> [Material supplied]:
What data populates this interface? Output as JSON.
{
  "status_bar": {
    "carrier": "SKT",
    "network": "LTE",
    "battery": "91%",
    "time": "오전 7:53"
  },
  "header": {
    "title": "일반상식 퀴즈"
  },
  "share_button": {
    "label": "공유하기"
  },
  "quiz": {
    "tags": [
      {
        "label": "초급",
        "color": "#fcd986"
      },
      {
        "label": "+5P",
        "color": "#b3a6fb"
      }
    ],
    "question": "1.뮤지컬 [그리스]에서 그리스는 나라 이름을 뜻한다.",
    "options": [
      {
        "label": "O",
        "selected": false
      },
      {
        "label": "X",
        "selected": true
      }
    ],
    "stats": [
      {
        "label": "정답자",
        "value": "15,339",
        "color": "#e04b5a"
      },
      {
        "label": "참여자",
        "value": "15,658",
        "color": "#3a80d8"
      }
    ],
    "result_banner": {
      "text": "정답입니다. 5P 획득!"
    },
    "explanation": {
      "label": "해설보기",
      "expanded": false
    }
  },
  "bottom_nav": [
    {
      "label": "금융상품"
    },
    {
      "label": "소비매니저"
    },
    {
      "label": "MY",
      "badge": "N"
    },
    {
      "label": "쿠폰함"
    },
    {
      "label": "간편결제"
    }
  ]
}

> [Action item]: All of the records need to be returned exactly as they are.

> [Answer]:
What data populates this interface? Output as JSON.
{
  "status_bar": {
    "carrier": "SKT",
    "network": "LTE",
    "battery": "91%",
    "time": "오전 7:53"
  },
  "header": {
    "title": "일반상식 퀴즈"
  },
  "share_button": {
    "label": "공유하기"
  },
  "quiz": {
    "tags": [
      {
        "label": "초급",
        "color": "#fcd986"
      },
      {
        "label": "+5P",
        "color": "#b3a6fb"
      }
    ],
    "question": "1.뮤지컬 [그리스]에서 그리스는 나라 이름을 뜻한다.",
    "options": [
      {
        "label": "O",
        "selected": false
      },
      {
        "label": "X",
        "selected": true
      }
    ],
    "stats": [
      {
        "label": "정답자",
        "value": "15,339",
        "color": "#e04b5a"
      },
      {
        "label": "참여자",
        "value": "15,658",
        "color": "#3a80d8"
      }
    ],
    "result_banner": {
      "text": "정답입니다. 5P 획득!"
    },
    "explanation": {
      "label": "해설보기",
      "expanded": false
    }
  },
  "bottom_nav": [
    {
      "label": "금융상품"
    },
    {
      "label": "소비매니저"
    },
    {
      "label": "MY",
      "badge": "N"
    },
    {
      "label": "쿠폰함"
    },
    {
      "label": "간편결제"
    }
  ]
}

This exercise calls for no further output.